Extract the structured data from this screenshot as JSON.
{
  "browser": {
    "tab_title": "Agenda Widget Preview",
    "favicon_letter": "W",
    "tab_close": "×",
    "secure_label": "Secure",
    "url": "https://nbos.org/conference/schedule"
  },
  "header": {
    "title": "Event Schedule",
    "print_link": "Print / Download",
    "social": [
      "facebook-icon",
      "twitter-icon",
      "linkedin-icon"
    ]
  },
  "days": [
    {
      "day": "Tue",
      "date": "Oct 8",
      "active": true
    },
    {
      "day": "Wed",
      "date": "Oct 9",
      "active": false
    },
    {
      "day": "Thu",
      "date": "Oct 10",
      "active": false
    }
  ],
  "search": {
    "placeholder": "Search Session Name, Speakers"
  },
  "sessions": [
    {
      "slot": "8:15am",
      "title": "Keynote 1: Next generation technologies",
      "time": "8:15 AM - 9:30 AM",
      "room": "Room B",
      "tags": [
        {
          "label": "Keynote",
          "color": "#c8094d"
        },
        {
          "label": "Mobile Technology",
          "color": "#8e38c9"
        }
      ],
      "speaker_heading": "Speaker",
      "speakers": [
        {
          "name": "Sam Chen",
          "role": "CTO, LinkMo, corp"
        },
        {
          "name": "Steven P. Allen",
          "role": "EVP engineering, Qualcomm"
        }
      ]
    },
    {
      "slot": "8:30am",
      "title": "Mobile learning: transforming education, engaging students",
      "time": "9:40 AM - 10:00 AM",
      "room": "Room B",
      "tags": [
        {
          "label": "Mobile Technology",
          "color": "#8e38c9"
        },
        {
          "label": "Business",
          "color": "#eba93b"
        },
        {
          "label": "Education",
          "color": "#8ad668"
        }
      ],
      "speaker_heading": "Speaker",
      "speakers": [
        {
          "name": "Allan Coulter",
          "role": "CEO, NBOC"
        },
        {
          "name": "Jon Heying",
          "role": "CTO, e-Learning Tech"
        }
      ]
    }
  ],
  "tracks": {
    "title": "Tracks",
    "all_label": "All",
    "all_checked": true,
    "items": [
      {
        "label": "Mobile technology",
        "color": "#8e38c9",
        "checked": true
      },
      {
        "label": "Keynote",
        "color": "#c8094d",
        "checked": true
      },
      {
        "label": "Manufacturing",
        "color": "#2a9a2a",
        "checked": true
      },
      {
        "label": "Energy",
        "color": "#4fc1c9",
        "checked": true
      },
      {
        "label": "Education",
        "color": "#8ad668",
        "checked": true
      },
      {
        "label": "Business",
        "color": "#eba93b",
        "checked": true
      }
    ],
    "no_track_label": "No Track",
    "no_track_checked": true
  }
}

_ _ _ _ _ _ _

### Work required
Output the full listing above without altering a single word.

### Completed exercise
Extract the structured data from this screenshot as JSON.
{
  "browser": {
    "tab_title": "Agenda Widget Preview",
    "favicon_letter": "W",
    "tab_close": "×",
    "secure_label": "Secure",
    "url": "https://nbos.org/conference/schedule"
  },
  "header": {
    "title": "Event Schedule",
    "print_link": "Print / Download",
    "social": [
      "facebook-icon",
      "twitter-icon",
      "linkedin-icon"
    ]
  },
  "days": [
    {
      "day": "Tue",
      "date": "Oct 8",
      "active": true
    },
    {
      "day": "Wed",
      "date": "Oct 9",
      "active": false
    },
    {
      "day": "Thu",
      "date": "Oct 10",
      "active": false
    }
  ],
  "search": {
    "placeholder": "Search Session Name, Speakers"
  },
  "sessions": [
    {
      "slot": "8:15am",
      "title": "Keynote 1: Next generation technologies",
      "time": "8:15 AM - 9:30 AM",
      "room": "Room B",
      "tags": [
        {
          "label": "Keynote",
          "color": "#c8094d"
        },
        {
          "label": "Mobile Technology",
          "color": "#8e38c9"
        }
      ],
      "speaker_heading": "Speaker",
      "speakers": [
        {
          "name": "Sam Chen",
          "role": "CTO, LinkMo, corp"
        },
        {
          "name": "Steven P. Allen",
          "role": "EVP engineering, Qualcomm"
        }
      ]
    },
    {
      "slot": "8:30am",
      "title": "Mobile learning: transforming education, engaging students",
      "time": "9:40 AM - 10:00 AM",
      "room": "Room B",
      "tags": [
        {
          "label": "Mobile Technology",
          "color": "#8e38c9"
        },
        {
          "label": "Business",
          "color": "#eba93b"
        },
        {
          "label": "Education",
          "color": "#8ad668"
        }
      ],
      "speaker_heading": "Speaker",
      "speakers": [
        {
          "name": "Allan Coulter",
          "role": "CEO, NBOC"
        },
        {
          "name": "Jon Heying",
          "role": "CTO, e-Learning Tech"
        }
      ]
    }
  ],
  "tracks": {
    "title": "Tracks",
    "all_label": "All",
    "all_checked": true,
    "items": [
      {
        "label": "Mobile technology",
        "color": "#8e38c9",
        "checked": true
      },
      {
        "label": "Keynote",
        "color": "#c8094d",
        "checked": true
      },
      {
        "label": "Manufacturing",
        "color": "#2a9a2a",
        "checked": true
      },
      {
        "label": "Energy",
        "color": "#4fc1c9",
        "checked": true
      },
      {
        "label": "Education",
        "color": "#8ad668",
        "checked": true
      },
      {
        "label": "Business",
        "color": "#eba93b",
        "checked": true
      }
    ],
    "no_track_label": "No Track",
    "no_track_checked": true
  }
}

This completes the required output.